Cole’s situation is different. Cole operates his business as an S corporation which means that Cole can split his $90,000 of profits into two payment amounts: salary and S corporation distributions. Suppose that Cole says only $40,000 of his profits are salary and takes the other $50,000 as a “dividend” distribution. In this case, Cole pays the 15.3% Social Security/Medicare tax only on the $40,000 in salary. Cole, therefore, pays roughly $6,000 in Social Security/Medicare taxes—and annually saves $7,000 in taxes as compared to Adams or Brown.
S corporations also, sometimes, provide a third form of tax savings because S corporations don’t pay corporate income taxes. This means that S corporations avoid the often-talked about “double-taxation” problem. However, the “no corporate income taxes” benefit often isn’t a savings for small corporations and their owners.
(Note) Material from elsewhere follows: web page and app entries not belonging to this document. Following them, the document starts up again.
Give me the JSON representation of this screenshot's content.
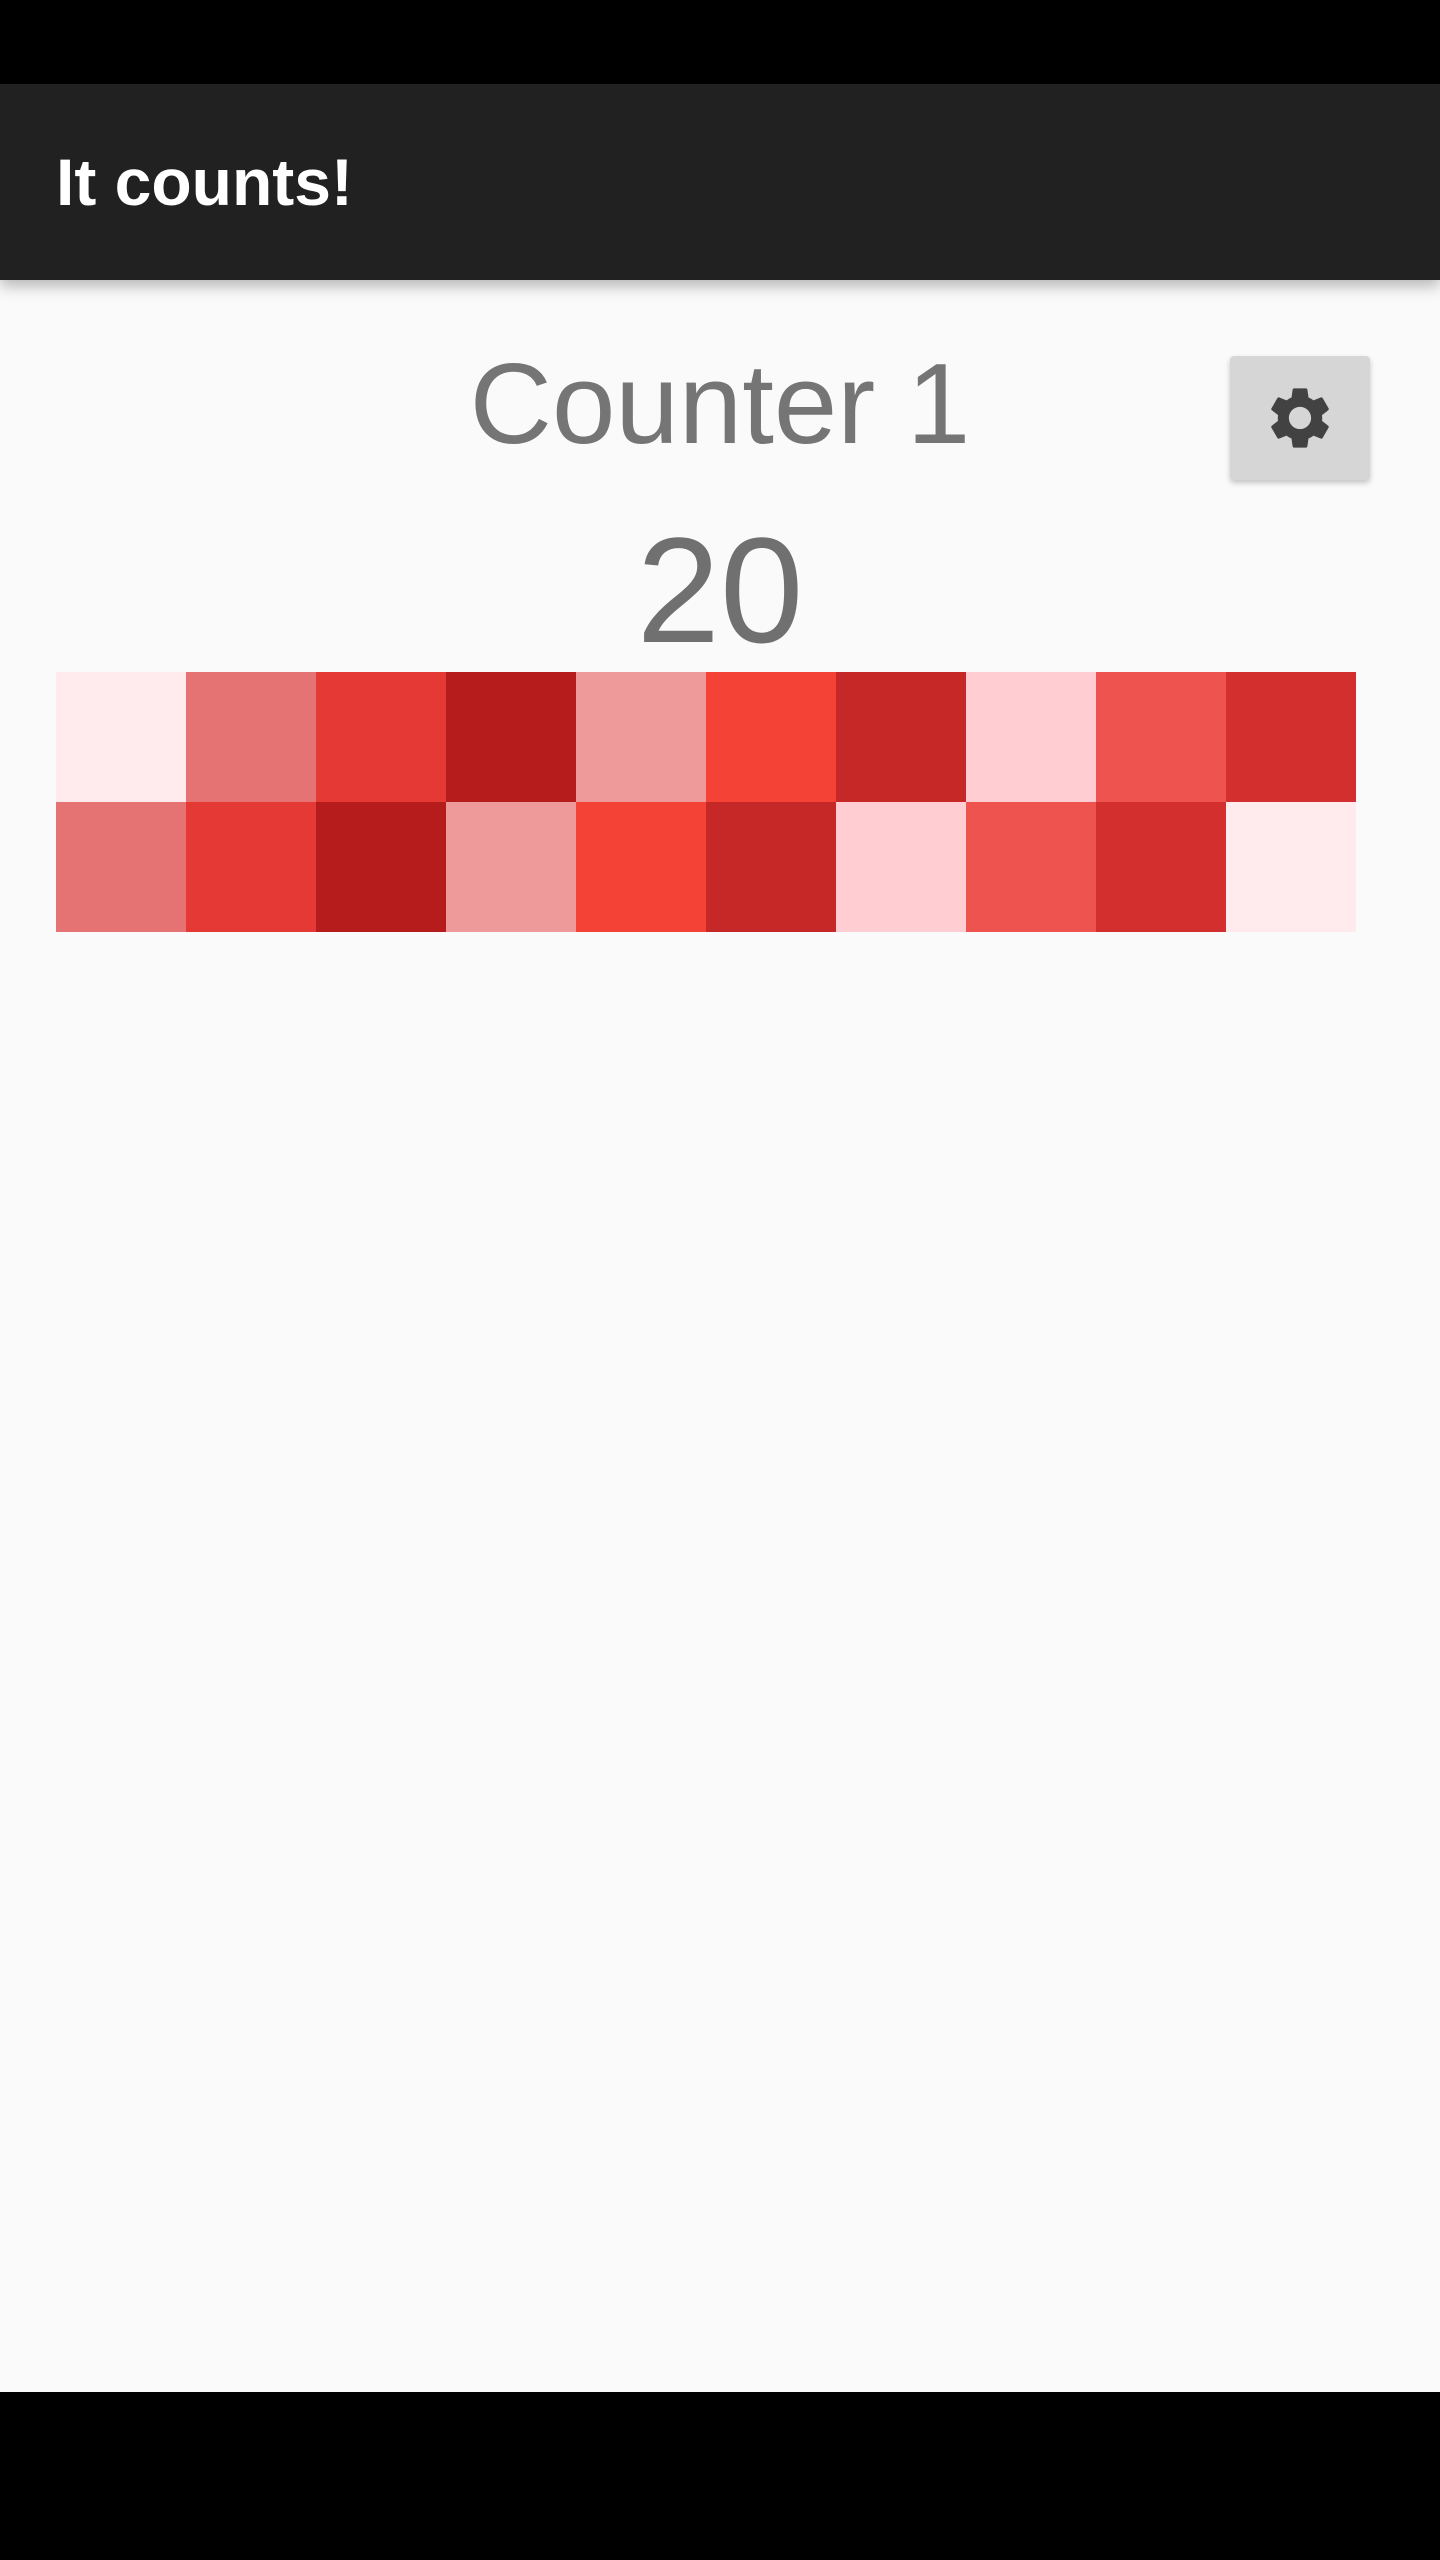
{
  "app_bar": {
    "title": "It counts!"
  },
  "counter": {
    "name": "Counter 1",
    "value": "20"
  },
  "settings_button": {
    "icon": "gear-icon"
  },
  "tiles": {
    "rows": [
      [
        "#ffebee",
        "#e57373",
        "#e53935",
        "#b71c1c",
        "#ef9a9a",
        "#f44336",
        "#c62828",
        "#ffcdd2",
        "#ef5350",
        "#d32f2f"
      ],
      [
        "#e57373",
        "#e53935",
        "#b71c1c",
        "#ef9a9a",
        "#f44336",
        "#c62828",
        "#ffcdd2",
        "#ef5350",
        "#d32f2f",
        "#ffebee"
      ]
    ]
  }
}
But let me explain. Suppose that two corporations each earn the same pretax profit of $100,000 and are owned by Ms. DaVinci who pays the highest federal income tax rate of 35%. One corporation is an S corporation and the other is a C corporation. The S corporation can distribute the entire $100,000 in profits to DaVinci as dividends because there is no corporate income tax. DaVinci then pays $35,000 in personal income taxes on the S corporation profits, which means she nets $65,000 in after-tax profits from the S corporation. In comparison, the C corporation can’t pay the entire $100,000 in profits to DaVinci. The C corporation first pays $22,250 in corporate income taxes. When the C corporation pays the remaining $77,750 to DaVinci as a dividend, DaVinci pays another $11,663 in 15% “dividend” taxes on the C corporation profits. This means that DaVinci nets roughly $66,000 in after-tax profits from the C corporation profits. In this case, DaVinci saves money with a C corporation in spite of having to pay the corporate income tax.
How to Get S Corporation Benefits
To create an S corporation and receive S corporation tax savings, you need to do two things: First, you must incorporate the business either as a regular corporation or as a limited liability company. Second, you need to make an election with the IRS to have the corporation or LLC treated as an S corporation. The S- election is made with form 2553, available from the www.irs.gov website. Note that some states (such as New York) require a separate state S- election.
A final tip: S corporations can save you thousands of dollars annually, but your tax savings can’t start until you elect S corporation status. If you’re interested in electing S status to save on taxes for next year, you may want to call your tax advisor or attorney right now!